Though the temple was a humble structure, the Lord Christ would one day come to it. God in the flesh would walk there and teach there. Through these frail men who saw far more sufffering than glory, the Lord begat the Christ, and the Lord Jesus Christ would come to the temple they built and he would bring peace, forgiveness, and salvation. Just as Zerubbabel's temple was humble and even seemed to be nothing compared to Solomon's temple, Zerubbabel's temple became more glorious because the Christ came into it.
Likewise, you are Christ's temple; for, Christ dwells in you. Your appearance is humble, and your glory will remain hidden until Jesus comes again. Until then, you, like most of God's people, live anonymous lives. They quietly serve God by serving their neighbors—and often do not get recognized for it. They struggle against temptation and endure frustration, pain, and loss—and no one sees the cross they bear. To most people, you are as memorable and meaningful as the list of names Matthew records. But to Jesus Christ, you are as memorable and meaningful as the list of names Matthew records. Just as you confess Jesus' name now, so he will remember and confess your name before his Father and before all the world on the Last Day. To Christ, you are neither unknown nor unimportant. To Christ, your name is not just some faceless person or some anonymous name; you are his redeemed, and your name is one he has written into the Book of Life.

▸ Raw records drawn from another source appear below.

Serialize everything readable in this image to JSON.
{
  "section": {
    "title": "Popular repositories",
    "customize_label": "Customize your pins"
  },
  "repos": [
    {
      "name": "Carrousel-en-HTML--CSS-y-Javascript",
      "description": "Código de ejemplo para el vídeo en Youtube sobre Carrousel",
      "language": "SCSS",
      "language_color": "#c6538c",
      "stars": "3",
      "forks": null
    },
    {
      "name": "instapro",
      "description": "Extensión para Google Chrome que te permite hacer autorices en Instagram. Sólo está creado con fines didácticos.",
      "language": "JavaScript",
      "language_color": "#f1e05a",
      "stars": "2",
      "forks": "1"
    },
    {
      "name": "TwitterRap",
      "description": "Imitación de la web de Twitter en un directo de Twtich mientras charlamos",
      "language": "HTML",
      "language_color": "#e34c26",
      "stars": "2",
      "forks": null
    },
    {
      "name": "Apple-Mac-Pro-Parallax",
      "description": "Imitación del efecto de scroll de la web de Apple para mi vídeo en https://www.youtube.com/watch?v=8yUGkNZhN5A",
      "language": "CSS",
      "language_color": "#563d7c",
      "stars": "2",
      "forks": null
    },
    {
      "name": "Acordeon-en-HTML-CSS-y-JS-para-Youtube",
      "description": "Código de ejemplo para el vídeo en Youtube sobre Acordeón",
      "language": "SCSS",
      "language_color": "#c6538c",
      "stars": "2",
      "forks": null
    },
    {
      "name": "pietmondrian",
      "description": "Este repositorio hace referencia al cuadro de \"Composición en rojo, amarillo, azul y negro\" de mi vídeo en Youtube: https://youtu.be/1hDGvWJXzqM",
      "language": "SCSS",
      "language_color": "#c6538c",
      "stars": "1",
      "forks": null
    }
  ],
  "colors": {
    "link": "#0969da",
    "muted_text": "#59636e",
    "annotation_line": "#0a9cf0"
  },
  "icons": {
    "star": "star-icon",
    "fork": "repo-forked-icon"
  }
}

In the name of the Father and of the Son + and of the Holy Spirit. Amen.